╭─ Data records

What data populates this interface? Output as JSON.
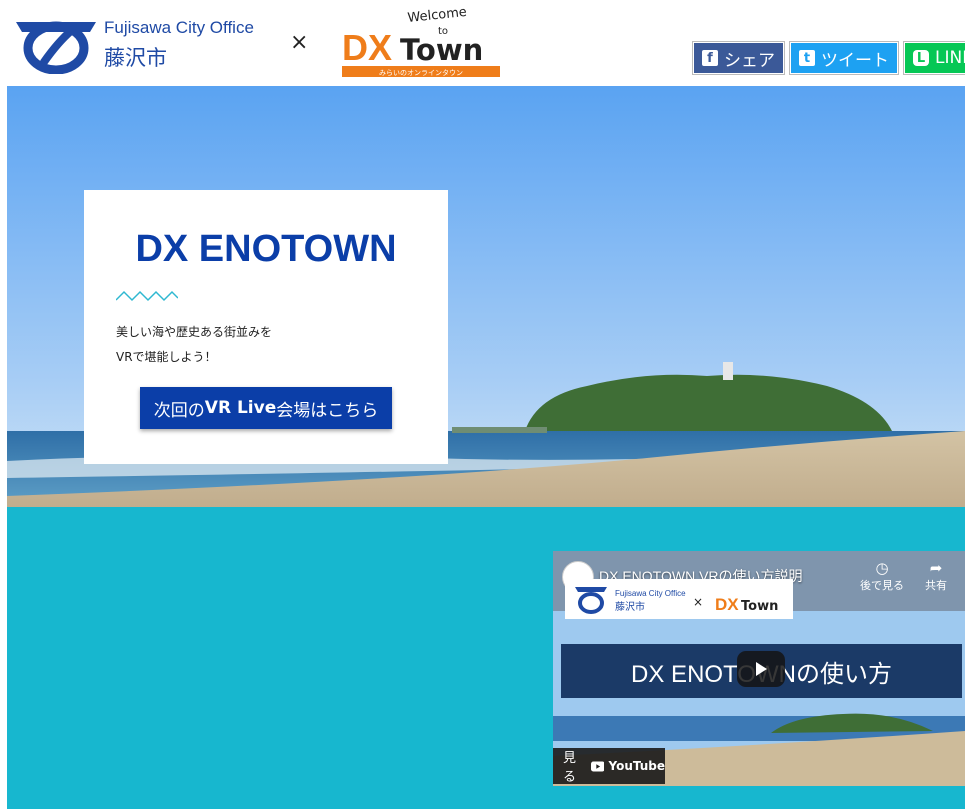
{
  "header": {
    "city_en": "Fujisawa City Office",
    "city_jp": "藤沢市",
    "times": "×",
    "dx_logo": {
      "welcome": "Welcome",
      "to": "to",
      "dx": "DX",
      "town": "Town",
      "tagline": "みらいのオンラインタウン"
    },
    "share": {
      "facebook": "シェア",
      "twitter": "ツイート",
      "line": "LINE"
    }
  },
  "hero": {
    "title": "DX ENOTOWN",
    "desc_line1": "美しい海や歴史ある街並みを",
    "desc_line2": "VRで堪能しよう！",
    "cta_prefix": "次回の",
    "cta_bold": "VR Live",
    "cta_suffix": "会場はこちら"
  },
  "video": {
    "title": "DX ENOTOWN VRの使い方説明",
    "watch_later": "後で見る",
    "share": "共有",
    "inner_city_en": "Fujisawa City Office",
    "inner_city_jp": "藤沢市",
    "inner_times": "×",
    "inner_dx": "DX",
    "inner_town": "Town",
    "banner": "DX ENOTOWNの使い方",
    "watch_on": "見る",
    "youtube": "YouTube"
  },
  "colors": {
    "brand_blue": "#0b3ea8",
    "teal": "#17b7cf",
    "orange": "#ef7d1a",
    "facebook": "#3b5998",
    "twitter": "#1da1f2",
    "line": "#06c755"
  }
}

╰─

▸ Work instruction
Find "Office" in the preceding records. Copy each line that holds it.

▸ Solution to this problem
    "city_en": "Fujisawa City Office",
    "inner_city_en": "Fujisawa City Office",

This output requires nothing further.